Required work ::
Report how many lines of the listing contain the string "coding", with no other words.

Material shown ::
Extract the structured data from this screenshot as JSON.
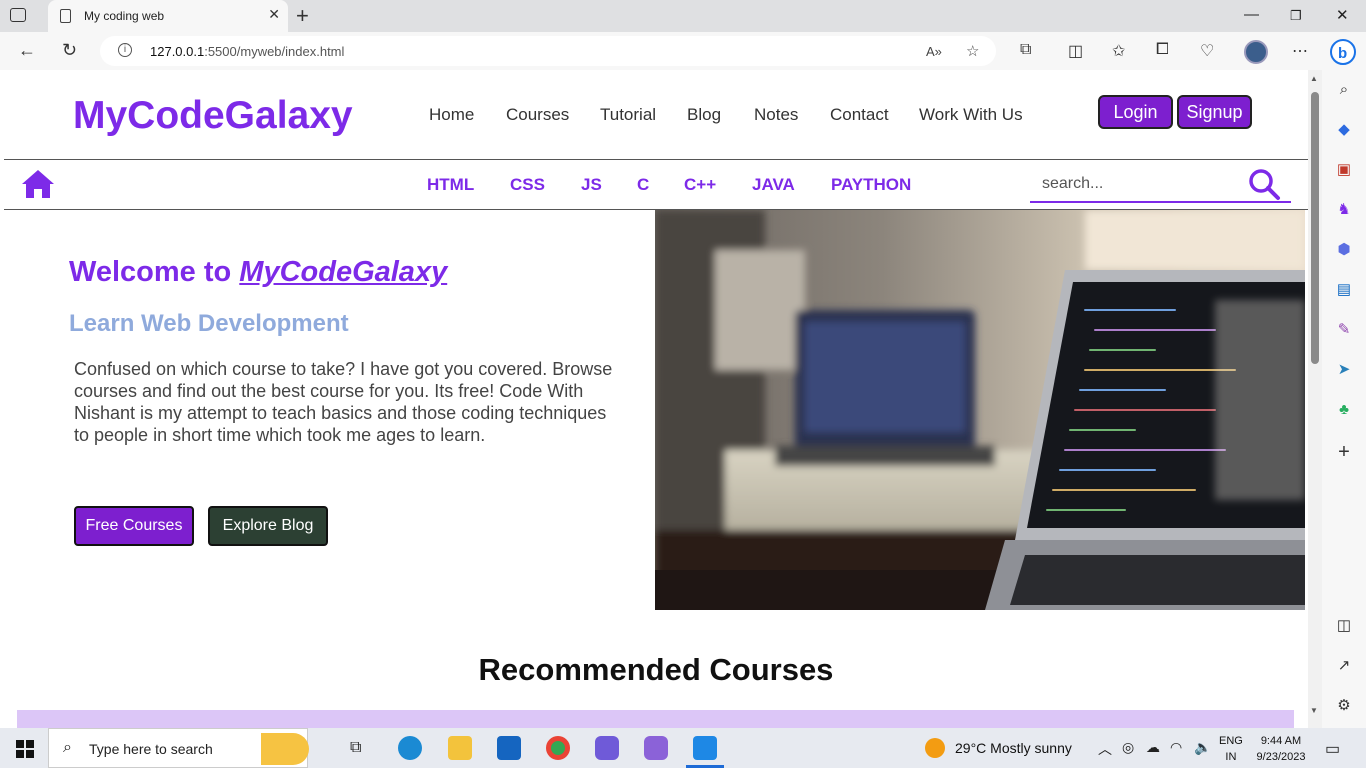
{
  "browser": {
    "tab_title": "My coding web",
    "url_host": "127.0.0.1",
    "url_rest": ":5500/myweb/index.html"
  },
  "site": {
    "logo": "MyCodeGalaxy",
    "nav": [
      "Home",
      "Courses",
      "Tutorial",
      "Blog",
      "Notes",
      "Contact",
      "Work With Us"
    ],
    "login_label": "Login",
    "signup_label": "Signup",
    "languages": [
      "HTML",
      "CSS",
      "JS",
      "C",
      "C++",
      "JAVA",
      "PAYTHON"
    ],
    "search_placeholder": "search..."
  },
  "hero": {
    "welcome": "Welcome to",
    "brand": "MyCodeGalaxy",
    "subtitle": "Learn Web Development",
    "description": "Confused on which course to take? I have got you covered. Browse courses and find out the best course for you. Its free! Code With Nishant is my attempt to teach basics and those coding techniques to people in short time which took me ages to learn.",
    "btn_courses": "Free Courses",
    "btn_blog": "Explore Blog"
  },
  "sections": {
    "recommended": "Recommended Courses"
  },
  "taskbar": {
    "search_placeholder": "Type here to search",
    "weather": "29°C  Mostly sunny",
    "lang_1": "ENG",
    "lang_2": "IN",
    "time": "9:44 AM",
    "date": "9/23/2023"
  },
  "colors": {
    "brand": "#7d2ae8",
    "button_purple": "#7d1fcf",
    "button_dark": "#2c4033",
    "subtitle": "#8faadc",
    "course_strip": "#dcc6f7"
  }
}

Answer area ::
2